Problem to work on: Counting only lines that contain the string "Congratulations", how many are there in the data? Say the number alone.

Given records:

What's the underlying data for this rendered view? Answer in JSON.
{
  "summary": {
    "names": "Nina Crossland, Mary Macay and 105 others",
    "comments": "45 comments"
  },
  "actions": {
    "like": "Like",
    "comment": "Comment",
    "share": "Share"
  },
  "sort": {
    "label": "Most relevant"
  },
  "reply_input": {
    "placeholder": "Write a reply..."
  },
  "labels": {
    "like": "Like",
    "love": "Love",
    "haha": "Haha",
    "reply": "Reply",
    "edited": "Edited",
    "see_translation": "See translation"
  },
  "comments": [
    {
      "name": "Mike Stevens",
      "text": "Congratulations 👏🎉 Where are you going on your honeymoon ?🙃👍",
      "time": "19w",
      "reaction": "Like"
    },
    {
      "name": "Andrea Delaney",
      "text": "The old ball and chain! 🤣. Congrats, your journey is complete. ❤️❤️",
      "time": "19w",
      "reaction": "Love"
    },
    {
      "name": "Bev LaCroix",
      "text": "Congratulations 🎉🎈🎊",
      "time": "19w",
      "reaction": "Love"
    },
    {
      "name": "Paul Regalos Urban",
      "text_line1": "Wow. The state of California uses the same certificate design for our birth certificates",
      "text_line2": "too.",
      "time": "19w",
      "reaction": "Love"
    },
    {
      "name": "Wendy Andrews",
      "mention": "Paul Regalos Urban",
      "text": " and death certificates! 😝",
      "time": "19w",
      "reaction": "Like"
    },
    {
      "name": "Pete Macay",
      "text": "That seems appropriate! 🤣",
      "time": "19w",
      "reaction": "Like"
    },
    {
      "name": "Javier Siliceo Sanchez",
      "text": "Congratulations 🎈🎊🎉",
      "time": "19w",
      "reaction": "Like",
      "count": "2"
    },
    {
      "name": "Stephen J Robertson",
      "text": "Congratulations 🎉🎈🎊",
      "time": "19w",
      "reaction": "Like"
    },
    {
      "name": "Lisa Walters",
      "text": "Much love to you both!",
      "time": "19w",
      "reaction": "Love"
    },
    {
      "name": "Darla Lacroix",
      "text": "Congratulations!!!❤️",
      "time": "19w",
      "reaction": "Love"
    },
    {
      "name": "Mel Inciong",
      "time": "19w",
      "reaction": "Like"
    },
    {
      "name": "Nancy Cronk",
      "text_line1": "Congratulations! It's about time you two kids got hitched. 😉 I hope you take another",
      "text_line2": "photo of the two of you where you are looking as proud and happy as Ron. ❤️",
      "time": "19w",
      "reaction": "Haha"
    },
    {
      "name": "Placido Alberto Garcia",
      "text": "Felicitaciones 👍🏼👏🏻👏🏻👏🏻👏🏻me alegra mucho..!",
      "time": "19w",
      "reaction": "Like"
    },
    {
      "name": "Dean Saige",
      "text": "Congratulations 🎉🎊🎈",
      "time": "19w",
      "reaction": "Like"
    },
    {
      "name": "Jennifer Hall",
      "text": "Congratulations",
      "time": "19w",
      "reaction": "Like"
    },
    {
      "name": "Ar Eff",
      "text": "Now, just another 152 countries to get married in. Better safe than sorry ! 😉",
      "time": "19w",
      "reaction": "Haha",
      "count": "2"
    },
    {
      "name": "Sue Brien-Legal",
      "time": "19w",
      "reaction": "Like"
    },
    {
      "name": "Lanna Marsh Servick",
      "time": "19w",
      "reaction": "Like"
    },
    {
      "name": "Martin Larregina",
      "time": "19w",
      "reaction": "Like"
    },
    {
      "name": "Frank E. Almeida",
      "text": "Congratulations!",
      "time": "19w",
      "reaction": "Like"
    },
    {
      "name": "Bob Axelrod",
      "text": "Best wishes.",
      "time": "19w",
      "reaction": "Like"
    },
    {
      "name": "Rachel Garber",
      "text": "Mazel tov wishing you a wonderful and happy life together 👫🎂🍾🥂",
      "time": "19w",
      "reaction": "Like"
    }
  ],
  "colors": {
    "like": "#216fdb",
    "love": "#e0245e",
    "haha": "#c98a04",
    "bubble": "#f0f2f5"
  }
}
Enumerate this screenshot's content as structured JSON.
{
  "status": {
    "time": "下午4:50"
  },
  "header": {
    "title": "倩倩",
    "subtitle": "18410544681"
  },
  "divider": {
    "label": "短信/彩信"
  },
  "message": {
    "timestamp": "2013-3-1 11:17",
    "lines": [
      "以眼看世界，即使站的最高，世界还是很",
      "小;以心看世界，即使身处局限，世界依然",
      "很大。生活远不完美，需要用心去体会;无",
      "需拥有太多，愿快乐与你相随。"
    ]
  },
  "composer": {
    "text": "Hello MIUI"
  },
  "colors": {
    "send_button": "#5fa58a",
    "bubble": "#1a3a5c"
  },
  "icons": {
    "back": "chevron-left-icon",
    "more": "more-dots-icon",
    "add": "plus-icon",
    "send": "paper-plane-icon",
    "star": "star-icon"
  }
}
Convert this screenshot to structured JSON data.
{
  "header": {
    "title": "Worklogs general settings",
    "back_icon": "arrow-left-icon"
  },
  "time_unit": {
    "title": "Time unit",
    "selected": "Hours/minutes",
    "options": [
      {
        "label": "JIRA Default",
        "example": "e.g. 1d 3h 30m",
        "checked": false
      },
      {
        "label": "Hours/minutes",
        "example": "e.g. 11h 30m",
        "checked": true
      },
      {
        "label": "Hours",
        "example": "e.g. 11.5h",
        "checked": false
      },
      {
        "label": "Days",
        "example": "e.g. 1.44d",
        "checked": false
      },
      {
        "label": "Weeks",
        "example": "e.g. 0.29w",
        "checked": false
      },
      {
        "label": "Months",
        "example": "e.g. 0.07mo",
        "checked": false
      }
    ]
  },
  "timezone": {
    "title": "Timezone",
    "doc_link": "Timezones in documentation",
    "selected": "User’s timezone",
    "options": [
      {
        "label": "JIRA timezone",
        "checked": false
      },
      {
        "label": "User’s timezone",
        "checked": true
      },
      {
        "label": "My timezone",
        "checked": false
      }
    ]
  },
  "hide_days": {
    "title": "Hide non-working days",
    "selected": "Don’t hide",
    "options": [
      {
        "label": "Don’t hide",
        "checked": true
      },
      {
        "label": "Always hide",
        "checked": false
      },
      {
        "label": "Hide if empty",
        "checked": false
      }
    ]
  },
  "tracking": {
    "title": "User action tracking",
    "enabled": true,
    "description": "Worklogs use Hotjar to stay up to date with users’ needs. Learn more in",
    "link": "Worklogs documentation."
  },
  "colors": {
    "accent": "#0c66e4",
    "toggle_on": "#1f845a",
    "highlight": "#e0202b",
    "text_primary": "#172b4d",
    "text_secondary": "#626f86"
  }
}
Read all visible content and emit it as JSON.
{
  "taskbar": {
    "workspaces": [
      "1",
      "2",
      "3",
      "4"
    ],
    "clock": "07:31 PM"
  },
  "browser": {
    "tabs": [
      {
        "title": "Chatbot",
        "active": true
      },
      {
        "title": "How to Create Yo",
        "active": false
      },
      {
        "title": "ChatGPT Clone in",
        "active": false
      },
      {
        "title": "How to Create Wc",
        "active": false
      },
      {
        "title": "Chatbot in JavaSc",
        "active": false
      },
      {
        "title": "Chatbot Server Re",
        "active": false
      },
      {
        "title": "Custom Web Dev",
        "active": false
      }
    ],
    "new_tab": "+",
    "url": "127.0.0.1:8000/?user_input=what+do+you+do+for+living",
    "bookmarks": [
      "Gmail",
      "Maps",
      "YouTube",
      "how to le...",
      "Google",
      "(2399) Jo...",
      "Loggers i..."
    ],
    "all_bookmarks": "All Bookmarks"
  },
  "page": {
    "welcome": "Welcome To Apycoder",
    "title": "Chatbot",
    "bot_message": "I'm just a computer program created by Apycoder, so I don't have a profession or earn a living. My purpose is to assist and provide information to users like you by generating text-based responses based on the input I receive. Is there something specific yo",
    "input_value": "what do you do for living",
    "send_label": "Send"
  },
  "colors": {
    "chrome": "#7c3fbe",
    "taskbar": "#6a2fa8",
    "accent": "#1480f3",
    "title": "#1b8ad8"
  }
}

Finished task: 9